** Opening LISTED RECORDS block **

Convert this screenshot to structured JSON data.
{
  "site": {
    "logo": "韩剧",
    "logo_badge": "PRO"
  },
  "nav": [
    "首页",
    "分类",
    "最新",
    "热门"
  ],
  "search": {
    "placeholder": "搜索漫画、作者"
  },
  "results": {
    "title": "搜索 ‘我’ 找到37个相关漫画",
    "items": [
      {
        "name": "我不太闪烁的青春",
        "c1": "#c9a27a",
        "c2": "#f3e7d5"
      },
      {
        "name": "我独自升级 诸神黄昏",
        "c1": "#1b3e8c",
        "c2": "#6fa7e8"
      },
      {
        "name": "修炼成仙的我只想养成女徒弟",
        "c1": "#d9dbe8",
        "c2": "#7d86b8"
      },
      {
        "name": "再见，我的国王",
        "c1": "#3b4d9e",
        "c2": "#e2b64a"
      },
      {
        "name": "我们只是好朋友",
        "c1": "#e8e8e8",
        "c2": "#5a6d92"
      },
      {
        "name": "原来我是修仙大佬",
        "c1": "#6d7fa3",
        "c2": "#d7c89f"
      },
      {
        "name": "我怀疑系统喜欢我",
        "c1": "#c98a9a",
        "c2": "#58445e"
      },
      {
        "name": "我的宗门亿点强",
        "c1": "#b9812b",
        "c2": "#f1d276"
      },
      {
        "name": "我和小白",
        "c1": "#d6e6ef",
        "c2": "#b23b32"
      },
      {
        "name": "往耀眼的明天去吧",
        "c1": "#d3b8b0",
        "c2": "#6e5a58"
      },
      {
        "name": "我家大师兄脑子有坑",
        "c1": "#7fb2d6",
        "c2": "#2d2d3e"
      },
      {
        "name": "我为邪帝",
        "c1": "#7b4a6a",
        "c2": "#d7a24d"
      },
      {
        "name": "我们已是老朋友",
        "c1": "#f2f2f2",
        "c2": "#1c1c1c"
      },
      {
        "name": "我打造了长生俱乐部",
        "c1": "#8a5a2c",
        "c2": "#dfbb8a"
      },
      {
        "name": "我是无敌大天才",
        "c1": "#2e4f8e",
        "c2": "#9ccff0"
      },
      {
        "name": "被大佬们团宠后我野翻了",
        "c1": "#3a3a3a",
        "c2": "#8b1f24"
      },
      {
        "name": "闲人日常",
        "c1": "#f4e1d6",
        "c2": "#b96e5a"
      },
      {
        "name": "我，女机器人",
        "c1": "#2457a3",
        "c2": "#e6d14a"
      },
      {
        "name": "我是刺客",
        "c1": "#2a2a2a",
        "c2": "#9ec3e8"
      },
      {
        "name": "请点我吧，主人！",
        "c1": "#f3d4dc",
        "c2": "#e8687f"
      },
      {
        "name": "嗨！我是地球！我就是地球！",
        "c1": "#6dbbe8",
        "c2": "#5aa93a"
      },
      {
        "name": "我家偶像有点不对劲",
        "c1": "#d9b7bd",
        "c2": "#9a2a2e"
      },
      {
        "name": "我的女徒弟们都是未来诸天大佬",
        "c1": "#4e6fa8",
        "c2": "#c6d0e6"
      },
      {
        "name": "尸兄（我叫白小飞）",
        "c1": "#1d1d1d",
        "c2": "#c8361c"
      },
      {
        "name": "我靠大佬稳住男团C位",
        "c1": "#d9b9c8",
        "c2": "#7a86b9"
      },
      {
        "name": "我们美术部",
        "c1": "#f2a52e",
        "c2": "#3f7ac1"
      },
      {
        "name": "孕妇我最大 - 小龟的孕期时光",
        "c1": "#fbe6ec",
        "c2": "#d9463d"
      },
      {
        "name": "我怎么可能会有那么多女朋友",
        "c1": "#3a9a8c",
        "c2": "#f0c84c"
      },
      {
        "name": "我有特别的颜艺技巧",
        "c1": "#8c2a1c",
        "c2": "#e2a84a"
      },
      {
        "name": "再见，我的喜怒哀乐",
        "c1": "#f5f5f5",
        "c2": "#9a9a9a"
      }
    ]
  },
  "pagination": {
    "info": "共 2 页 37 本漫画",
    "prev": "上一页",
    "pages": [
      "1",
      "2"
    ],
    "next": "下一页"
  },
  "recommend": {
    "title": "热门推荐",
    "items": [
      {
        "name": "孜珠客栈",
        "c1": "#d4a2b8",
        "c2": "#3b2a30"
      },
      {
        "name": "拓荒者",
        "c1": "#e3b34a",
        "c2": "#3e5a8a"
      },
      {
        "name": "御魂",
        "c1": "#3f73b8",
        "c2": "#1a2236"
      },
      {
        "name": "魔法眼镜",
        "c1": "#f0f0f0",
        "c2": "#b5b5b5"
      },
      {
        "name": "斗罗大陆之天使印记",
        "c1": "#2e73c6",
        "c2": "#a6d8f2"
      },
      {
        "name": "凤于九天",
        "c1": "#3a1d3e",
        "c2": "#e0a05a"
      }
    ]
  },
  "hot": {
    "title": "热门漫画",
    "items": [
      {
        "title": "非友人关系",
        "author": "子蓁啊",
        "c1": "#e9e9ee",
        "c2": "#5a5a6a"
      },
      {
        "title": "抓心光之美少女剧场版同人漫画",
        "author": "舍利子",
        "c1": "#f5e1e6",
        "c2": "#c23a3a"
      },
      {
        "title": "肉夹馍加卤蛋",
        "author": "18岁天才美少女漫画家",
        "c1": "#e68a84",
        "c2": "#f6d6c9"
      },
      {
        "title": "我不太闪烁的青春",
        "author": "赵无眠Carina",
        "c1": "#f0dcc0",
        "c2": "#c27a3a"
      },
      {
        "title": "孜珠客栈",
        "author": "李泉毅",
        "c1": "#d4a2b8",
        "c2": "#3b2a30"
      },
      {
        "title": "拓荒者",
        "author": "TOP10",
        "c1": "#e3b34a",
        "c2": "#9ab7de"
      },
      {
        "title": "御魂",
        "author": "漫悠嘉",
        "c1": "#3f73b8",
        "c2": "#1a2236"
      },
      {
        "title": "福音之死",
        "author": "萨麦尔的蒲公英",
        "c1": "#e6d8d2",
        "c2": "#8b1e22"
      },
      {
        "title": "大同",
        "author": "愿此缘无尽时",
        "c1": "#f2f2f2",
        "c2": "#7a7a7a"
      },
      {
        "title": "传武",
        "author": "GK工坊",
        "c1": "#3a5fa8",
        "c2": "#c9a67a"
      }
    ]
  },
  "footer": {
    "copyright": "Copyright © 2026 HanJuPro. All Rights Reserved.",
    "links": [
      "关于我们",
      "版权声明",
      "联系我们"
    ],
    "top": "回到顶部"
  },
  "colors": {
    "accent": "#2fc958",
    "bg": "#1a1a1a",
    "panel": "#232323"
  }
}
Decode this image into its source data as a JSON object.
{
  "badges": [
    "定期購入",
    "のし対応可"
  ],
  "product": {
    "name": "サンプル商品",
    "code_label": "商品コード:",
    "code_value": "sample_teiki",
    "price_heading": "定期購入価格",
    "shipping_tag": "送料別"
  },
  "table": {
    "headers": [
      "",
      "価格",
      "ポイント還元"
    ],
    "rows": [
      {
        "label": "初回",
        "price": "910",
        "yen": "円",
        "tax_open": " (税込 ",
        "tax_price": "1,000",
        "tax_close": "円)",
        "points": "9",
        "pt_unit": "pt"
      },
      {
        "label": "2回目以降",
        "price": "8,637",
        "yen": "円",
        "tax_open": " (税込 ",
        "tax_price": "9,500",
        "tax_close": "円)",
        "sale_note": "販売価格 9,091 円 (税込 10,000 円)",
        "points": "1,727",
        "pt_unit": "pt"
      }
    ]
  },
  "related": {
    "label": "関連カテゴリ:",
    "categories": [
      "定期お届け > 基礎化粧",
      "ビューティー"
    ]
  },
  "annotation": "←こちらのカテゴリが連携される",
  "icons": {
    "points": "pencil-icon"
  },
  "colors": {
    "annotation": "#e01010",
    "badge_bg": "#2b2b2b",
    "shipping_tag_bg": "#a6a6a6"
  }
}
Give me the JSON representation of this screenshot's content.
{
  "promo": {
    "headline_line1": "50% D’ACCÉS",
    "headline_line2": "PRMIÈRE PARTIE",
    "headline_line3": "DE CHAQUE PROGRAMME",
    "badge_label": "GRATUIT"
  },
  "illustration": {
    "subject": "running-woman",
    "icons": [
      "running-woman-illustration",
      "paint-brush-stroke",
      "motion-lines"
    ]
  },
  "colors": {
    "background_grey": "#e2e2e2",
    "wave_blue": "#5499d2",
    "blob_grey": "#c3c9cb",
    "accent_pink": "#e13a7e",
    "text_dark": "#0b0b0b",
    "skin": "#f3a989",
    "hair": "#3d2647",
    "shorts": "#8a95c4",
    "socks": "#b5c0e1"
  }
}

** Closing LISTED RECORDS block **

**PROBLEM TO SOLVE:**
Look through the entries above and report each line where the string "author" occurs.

**ANSWER SPACE:**
        "author": "子蓁啊",
        "author": "舍利子",
        "author": "18岁天才美少女漫画家",
        "author": "赵无眠Carina",
        "author": "李泉毅",
        "author": "TOP10",
        "author": "漫悠嘉",
        "author": "萨麦尔的蒲公英",
        "author": "愿此缘无尽时",
        "author": "GK工坊",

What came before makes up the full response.